*Main motion - A motion must be made and seconded to initiate discussion on an issue (a limited amount of discussion may be allowed at the discretion of the Chairman prior to a motion being made). Motions are projected onto a screen for all to see before being voted on.
*Amendments - These are editorial changes that may be allowed if nobody objects. However, any member may object and deny such requests.
*Call the question – A motion to end debate and vote on the motion at hand. If seconded and passed, the main motion is then voted on. If no second or fails, discussion continues. (The Chair can choose to end debate.)
*Motion to table - Non-debatable. If seconded, discussion ends and must be voted on immediately. A subsequent motion to take from the table is required to reopen discussion.
Methods of Voting
*Adopt by consensus: If there is no opposition or only one or two opposed
*Voice vote: Ayes vs. nays
*Show of hands: Keep hands raised until Chair and staff have completed counting
*Roll call vote: Only used if requested by a voting member
*Secret ballot: Only used to elect Chair and Vice-Chair
Processing a Motion - The six (6) steps of a Motion:
Step 1. A Member makes a Motion
(Ownership of the Motion belongs to the originator).
Step 2. Another Member Seconds the Motion.
Step 3. The Commander states the Motion, Therefore Formally placing it before the Assembly.
(Ownership of the Motion transfers to the Assembly following Step 3)

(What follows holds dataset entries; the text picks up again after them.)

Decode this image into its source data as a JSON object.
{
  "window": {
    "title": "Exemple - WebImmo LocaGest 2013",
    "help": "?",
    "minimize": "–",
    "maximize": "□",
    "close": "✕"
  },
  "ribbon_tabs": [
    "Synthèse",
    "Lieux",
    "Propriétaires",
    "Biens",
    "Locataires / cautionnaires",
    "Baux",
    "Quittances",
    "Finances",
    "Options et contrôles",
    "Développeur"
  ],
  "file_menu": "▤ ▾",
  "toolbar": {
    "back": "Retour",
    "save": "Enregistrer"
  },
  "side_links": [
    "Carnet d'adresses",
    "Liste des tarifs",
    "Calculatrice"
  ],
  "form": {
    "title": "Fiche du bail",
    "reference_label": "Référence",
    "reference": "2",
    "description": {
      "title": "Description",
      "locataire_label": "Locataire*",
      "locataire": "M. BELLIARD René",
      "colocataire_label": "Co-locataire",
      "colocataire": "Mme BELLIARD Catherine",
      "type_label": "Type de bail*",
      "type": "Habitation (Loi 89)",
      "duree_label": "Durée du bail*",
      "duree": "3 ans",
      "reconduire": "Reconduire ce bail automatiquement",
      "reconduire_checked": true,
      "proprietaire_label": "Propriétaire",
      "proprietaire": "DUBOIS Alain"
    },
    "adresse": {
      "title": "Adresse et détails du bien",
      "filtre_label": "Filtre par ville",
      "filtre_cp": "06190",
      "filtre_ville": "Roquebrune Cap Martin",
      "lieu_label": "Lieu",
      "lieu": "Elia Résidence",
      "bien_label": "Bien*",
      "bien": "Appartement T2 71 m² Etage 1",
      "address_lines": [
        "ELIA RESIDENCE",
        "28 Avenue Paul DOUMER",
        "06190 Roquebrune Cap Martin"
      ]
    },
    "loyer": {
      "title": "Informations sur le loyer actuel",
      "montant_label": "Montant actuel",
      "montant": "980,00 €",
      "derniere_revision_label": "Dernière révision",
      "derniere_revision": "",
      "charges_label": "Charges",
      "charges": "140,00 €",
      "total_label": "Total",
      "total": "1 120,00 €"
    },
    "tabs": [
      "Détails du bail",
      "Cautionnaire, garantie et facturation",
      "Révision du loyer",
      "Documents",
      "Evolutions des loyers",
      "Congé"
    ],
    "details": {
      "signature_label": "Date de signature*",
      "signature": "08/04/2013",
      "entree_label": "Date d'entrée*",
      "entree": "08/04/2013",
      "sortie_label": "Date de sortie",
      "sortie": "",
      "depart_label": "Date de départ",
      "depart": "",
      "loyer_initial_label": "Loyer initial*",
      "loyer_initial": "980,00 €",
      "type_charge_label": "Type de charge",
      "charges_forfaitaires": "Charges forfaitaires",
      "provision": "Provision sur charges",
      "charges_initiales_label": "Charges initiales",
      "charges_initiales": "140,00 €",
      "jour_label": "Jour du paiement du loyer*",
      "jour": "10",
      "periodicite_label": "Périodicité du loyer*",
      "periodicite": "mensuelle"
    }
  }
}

Step 4. The Members Debate the Motion. Amendments are allowed, but limited to two (2) before the body at one time.
Step 5. The Commander puts the Question to a Vote.
Step 6. The Commander Announces the Results of the Vote.
Find out more in your "Manual of Procedure," Article X - RULES OF ORDER on page 106 - 110.